Awash in liquidity, at least for now, the City of Chicago is setting sail for a historic spending spree. In late October, the City Council passed Mayor Lori Lightfoot’s latest annual budget. The city is planning to spend $16.7 billion in 2022 – 40 percent more than the city’s budget just two years ago.
In late 2019, anyone predicting the financially-desperate City of Chicago would be planning to spend 40 percent more money in two years might have drawn a few laughs. Yet here we are – after a worldwide pandemic and government lockdowns brought federal money raining down on more than a few financially challenged state and city governments.
In the letter introducing her “2022 Budget Overview”, Lightfoot framed the planned spending in terms of a goal to “build a stronger and more prosperous city,” and declared “We are the City of Big Shoulders.” But Uncle Sam’s shoulders are a big part of the story. Whether Uncle Sam can carry the load it has undertaken will be an important theme to watch in the years ahead.
The City of Chicago included $6 billion in grant funding – mainly federal government spending – in its anticipated resources for the 2022 budget. That’s 36 percent of the $16.7 billion.

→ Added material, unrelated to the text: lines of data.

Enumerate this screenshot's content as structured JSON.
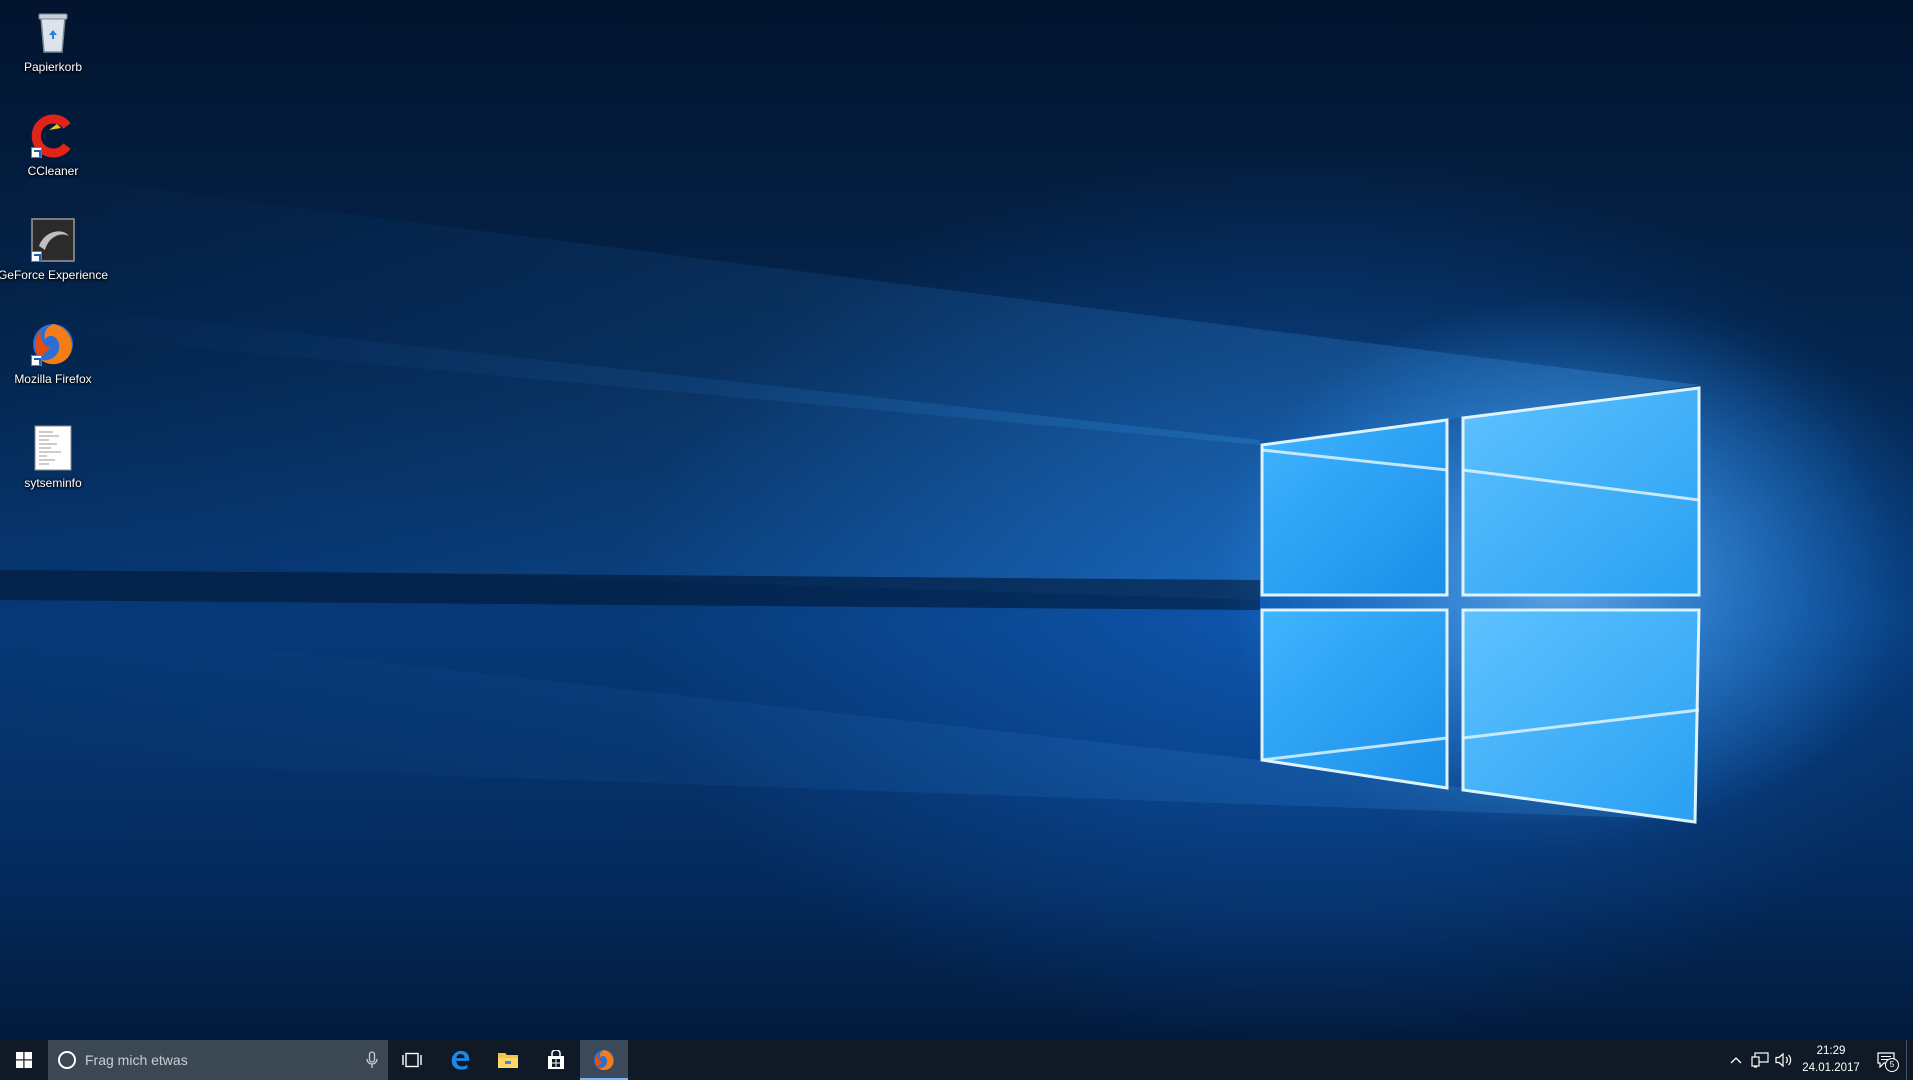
{
  "desktop": {
    "icons": [
      {
        "label": "Papierkorb",
        "icon": "recycle-bin-icon"
      },
      {
        "label": "CCleaner",
        "icon": "ccleaner-icon"
      },
      {
        "label": "GeForce Experience",
        "icon": "geforce-experience-icon"
      },
      {
        "label": "Mozilla Firefox",
        "icon": "firefox-icon"
      },
      {
        "label": "sytseminfo",
        "icon": "text-document-icon"
      }
    ]
  },
  "taskbar": {
    "search": {
      "placeholder": "Frag mich etwas"
    },
    "pinned": [
      {
        "name": "task-view",
        "icon": "task-view-icon"
      },
      {
        "name": "edge",
        "icon": "edge-icon"
      },
      {
        "name": "file-explorer",
        "icon": "folder-icon"
      },
      {
        "name": "store",
        "icon": "store-icon"
      },
      {
        "name": "firefox",
        "icon": "firefox-icon",
        "active": true
      }
    ],
    "tray": {
      "time": "21:29",
      "date": "24.01.2017",
      "notifications": "5"
    }
  },
  "colors": {
    "taskbar": "#101a26",
    "search_box": "#3c4754",
    "active_indicator": "#78b6f2",
    "wallpaper_light": "#3aa6f5"
  }
}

Here’s a look at what the city has budgeted for grant funding each year since 2015.
Grant funding hasn’t been the only thing ballooning in Chicago’s finances in recent years. Here’s a look at the amounts the city has budgeted for pension fund contributions since 2011.
In 2022, Chicago plans to sock away nearly $2.5 billion for its employee pension plans – four times as much as it was contributing back in 2015. Announcing the latest budget, Lightfoot claimed that
“In 2022, with the Budget we are proposing, we will climb our pension ramp, which means that for the first time in our city’s history, and [sic] all four pension funds will be paid on an actuarially determined basis. This is huge.”
Even if true, it wouldn’t be so huge. It would only imply that Chicago stopped digging its massive long-term financial hole deeper. Trouble is, as Elizabeth Bauer documented in Forbes back in October, Chicago’s “actuarially determined basis” is based on legislative accounting, not the full Actuarially Determined Contribution required to keep the pension liability from growing.
Still, the City of Chicago plans to come up with almost $500 million more in pension contributions next year. One has to wonder how easy that would have been absent the pandemic and related federal government “stimulus.”
In its latest (2020) audited financial statements, the City of Chicago reported an unrestricted net position (akin to shareholders equity, in private sector corporate financial statements) of ($37.4 billion). The dollar amount is in parentheses because it is a negative number. The $37.4 billion 2020 hole was almost $8.5 billion deeper than in 2015.
When you are this deep into a hole, how do you justify a budget 40 percent higher than it was before the arrival of a worldwide pandemic? Besides praising the leadership of the Biden administration and the fiscal response of the federal government to the pandemic, Lightfoot doubled down on a longstanding tendency of city leaders to call spending “investment.”
In a late-September press release announcing the latest budget proposal, the Mayor’s press office included the word “invest” 60 times. The word arrived 25 times in the text of the 2-page release, and another 35 times in a series of 36 statements from various leaders of organizations supporting the budget. One paragraph in that press release captures the essence of the messaging:
“Importantly, the 2022 Recovery Budget includes investments that build a better Chicago by increasing safety and opportunities. To make those conditions a reality, the investment strategy is driven by two key principles: investment in families and neighborhoods will increase community safety; and investment in Chicago’s economic engine will support an equitable recovery.”
Maybe that’s one way to try to sell this bill of goods. Investments provide a return, hopefully, a positive one. While that may be uncertain, certainly from the point of view of the city as a whole, the recipients of the spending will certainly be getting some money. From the city government and taxpayer perspectives, however, the programs established under new 2022 spending may launch expectations for continued spending in those areas. That sounds more like a liability, not an investment “asset.”
Federal aid may seem like a reliable thing to depend on. But as our financial markets regularly and sadly remind us, federal government “stabilization” programs can fundamentally undermine true stability, given the moral hazard implications. Bailouts and bailout expectations spawn riskier behavior, especially if concentrated, well-organized special interest groups benefit while average citizens and taxpayers bear downside risks.
Chicago’s aggressive growth plans for 2022 may set the stage for a more violent unwinding if federal largesse does not continue. Especially if the federal government victimizes its own finances with its current largesse.
I’m a fan of metaphors. I hope the City of Chicago hasn’t set sail into a perfect storm. For that matter, having done that on a small boat, I hope it has.